Thursday, 13 March 2014

Baked Cinnamon Doughnut Holes

I've never been a fan of doughnuts. To me, they're fat, greasy, dense balls of pure cholesterol. The reek of rancid doughnut fat was one of my least favourite things about walking along Brighton beach when I lived there during my undergraduate degree.

But then the deputy editor travelled into the depths of the land of loafers with no socks, the home of the hipsters (Shoreditch), and brought back a box of baked doughnuts. They were light and chewy and soft.

Instantly, I went on eBay and bought a doughnut pan.

The pan took ages to arrive. I'm talking weeks. I almost forgot about it and so when the office manager placed a parcel in front of me on my desk, I was a little confused. When I unwrapped it, the doughnut moulds were tiny. But I just thought "more doughnuts, great".

Unfortunately my doughnuts had other ideas. They mushroomed wildly and turned into misshapen lumps. 

So next time, I'll put less dough in each little mould, but a liberal dusting of sugar and cinnamon will cover a multitude of sins.

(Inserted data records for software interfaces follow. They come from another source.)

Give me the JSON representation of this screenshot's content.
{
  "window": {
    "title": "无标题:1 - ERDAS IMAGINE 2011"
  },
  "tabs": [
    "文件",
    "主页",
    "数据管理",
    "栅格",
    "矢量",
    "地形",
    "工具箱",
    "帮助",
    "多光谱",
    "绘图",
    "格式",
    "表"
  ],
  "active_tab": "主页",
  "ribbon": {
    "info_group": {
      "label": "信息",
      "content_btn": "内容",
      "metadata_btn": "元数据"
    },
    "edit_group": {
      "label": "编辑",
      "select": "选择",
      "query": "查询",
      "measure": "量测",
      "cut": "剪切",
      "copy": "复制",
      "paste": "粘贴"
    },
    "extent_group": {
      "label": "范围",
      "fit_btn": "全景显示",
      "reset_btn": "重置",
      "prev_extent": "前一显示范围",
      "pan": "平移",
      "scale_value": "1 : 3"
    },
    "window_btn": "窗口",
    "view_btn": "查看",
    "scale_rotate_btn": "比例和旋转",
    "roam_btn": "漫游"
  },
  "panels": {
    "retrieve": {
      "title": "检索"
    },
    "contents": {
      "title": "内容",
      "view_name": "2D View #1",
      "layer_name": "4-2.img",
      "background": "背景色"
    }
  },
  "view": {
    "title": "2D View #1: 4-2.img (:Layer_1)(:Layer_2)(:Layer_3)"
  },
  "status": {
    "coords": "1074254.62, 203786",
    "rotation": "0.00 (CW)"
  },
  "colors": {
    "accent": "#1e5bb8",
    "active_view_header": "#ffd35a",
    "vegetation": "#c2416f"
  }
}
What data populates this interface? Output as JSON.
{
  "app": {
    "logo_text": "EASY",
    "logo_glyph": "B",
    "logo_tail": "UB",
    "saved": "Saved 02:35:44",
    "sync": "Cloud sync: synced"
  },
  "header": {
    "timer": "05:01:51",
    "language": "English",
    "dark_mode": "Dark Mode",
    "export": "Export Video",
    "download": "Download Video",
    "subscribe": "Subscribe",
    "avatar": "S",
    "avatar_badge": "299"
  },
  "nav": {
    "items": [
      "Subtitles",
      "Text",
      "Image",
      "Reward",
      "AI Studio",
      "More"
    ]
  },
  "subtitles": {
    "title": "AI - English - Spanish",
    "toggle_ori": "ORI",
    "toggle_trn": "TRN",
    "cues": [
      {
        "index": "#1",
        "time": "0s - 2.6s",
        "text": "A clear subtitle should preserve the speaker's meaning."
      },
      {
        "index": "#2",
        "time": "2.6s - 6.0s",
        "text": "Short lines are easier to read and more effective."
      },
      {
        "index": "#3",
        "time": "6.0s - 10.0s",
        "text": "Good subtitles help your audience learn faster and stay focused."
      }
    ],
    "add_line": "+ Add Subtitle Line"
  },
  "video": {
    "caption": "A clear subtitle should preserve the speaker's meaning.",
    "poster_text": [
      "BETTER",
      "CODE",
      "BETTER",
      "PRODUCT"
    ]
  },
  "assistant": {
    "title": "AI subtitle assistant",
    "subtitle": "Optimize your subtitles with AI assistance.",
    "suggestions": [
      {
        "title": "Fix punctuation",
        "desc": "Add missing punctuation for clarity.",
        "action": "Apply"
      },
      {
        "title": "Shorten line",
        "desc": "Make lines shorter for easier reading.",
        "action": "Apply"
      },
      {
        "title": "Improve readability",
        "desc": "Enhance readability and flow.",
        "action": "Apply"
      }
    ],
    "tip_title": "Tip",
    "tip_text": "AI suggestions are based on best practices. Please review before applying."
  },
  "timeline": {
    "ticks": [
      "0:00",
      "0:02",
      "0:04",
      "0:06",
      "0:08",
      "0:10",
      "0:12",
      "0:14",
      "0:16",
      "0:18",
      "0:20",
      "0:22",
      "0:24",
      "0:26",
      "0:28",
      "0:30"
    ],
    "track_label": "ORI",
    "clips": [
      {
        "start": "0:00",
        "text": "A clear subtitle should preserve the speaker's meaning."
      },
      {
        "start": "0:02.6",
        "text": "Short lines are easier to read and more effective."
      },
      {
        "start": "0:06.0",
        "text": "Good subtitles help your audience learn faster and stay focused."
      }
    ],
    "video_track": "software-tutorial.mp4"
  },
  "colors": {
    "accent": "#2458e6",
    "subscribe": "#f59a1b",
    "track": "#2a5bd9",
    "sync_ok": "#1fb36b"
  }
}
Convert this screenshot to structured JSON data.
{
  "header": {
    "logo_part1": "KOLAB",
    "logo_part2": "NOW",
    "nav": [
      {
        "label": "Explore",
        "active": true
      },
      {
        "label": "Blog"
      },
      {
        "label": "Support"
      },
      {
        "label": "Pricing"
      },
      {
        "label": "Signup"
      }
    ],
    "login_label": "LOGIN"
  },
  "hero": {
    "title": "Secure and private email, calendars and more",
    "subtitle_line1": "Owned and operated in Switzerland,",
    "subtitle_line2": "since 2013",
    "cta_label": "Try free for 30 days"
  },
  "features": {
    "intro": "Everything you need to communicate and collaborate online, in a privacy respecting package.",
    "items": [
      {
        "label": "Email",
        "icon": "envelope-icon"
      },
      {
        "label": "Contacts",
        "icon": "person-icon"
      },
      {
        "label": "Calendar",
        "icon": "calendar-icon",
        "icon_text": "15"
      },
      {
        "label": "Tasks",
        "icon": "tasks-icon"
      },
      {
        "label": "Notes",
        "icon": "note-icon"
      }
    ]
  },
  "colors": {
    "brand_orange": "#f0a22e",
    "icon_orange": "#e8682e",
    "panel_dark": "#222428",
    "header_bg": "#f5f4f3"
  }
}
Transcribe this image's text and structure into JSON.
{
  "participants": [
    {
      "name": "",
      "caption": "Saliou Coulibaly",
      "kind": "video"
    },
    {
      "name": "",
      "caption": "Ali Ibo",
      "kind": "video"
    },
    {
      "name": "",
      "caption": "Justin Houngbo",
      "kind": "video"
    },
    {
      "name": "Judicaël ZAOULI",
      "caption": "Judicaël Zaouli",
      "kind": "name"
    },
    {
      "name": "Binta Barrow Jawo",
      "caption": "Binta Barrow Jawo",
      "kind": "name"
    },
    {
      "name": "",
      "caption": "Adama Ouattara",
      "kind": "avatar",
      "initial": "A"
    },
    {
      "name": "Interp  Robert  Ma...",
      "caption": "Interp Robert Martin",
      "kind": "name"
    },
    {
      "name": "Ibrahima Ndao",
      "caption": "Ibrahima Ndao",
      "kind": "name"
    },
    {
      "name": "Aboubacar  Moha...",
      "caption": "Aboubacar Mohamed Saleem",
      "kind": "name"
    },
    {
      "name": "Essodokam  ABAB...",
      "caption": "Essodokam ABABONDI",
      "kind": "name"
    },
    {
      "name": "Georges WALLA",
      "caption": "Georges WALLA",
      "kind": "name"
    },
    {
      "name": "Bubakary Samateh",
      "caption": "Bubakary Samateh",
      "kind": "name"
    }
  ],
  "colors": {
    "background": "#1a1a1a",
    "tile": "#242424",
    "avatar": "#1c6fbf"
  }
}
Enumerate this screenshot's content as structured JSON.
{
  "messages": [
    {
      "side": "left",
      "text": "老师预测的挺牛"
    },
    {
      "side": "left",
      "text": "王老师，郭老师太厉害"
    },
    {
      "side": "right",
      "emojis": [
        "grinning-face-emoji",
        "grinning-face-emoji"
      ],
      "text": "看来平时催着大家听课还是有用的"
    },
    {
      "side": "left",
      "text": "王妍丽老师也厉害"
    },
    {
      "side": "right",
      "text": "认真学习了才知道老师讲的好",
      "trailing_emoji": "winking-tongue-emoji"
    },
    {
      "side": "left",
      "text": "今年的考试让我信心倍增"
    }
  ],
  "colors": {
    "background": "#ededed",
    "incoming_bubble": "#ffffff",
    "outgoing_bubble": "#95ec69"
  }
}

And if you don't have a doughnut pan you can just roll the dough into balls and put it in a normal baking tray.

I think they still look good, don't you?

I wasn't sure whether to go with a cake doughnut or a yeast doughnut, so I went with a yeast doughnut made with an enriched dough, altering a yeast doughnut recipe. This recipe will make 24 doughnut holes, which are slightly bigger than a golf ball.

You will need:    
320g plain flour
95g caster sugar
125ml semi skimmed milk
50g butter plus extra to grease
1 egg, beaten
1½ tsp instant dried yeast
1½ tsp freshly ground cinnamon
1 tsp baking powder
Small amount of cooking oil - I used rapeseed

1. Sift the flour, 35g of the sugar, yeast, baking powder and ½ tsp cinnamon into a mixing bowl. Put the rest of the cinnamon and sugar in a shallow bowl and set aside.

2. Put the milk and 15g of the butter in a pan and gently heat until butter is completed melted. Stir the dry ingredients until combined and make a well in the middle of the mixing bowl.

3. Pour in the milk, butter and beaten egg and mix with a spatula until it comes together into a loose, sticky ball. Lightly oil a clean surface and your hands and tip the tough onto the surface, then knead for 10 minutes until smooth and elastic. Put in a covered bowl and leave for 1 hour to rise until doubled in size.

4. When the dough has risen it will feel light and spongy. Punch it down and knead for 5 minutes. Grease a baking tray/your doughnut pan and either roll the dough into 24 balls or make doughnut shapes, either by rolling into a ball and poking a hole in the middle or rolling into sausages and pinching the ends together. Cover and leave for half an hour to prove, preheating the oven to 200C (180C if you have a fan oven) before they are ready to go in.

5. Bake the doughnuts for 8-10 minutes until golden brown. Melt the remaining butter and, one by one, brush each doughnut and roll in the sugar and cinnamon you set aside earlier. Eat as soon as possible, preferably with a strong coffee.

6. Say "Mmmmmmm".

Next I'm going to try making vanilla custard doughnuts.

Ta-ta for now,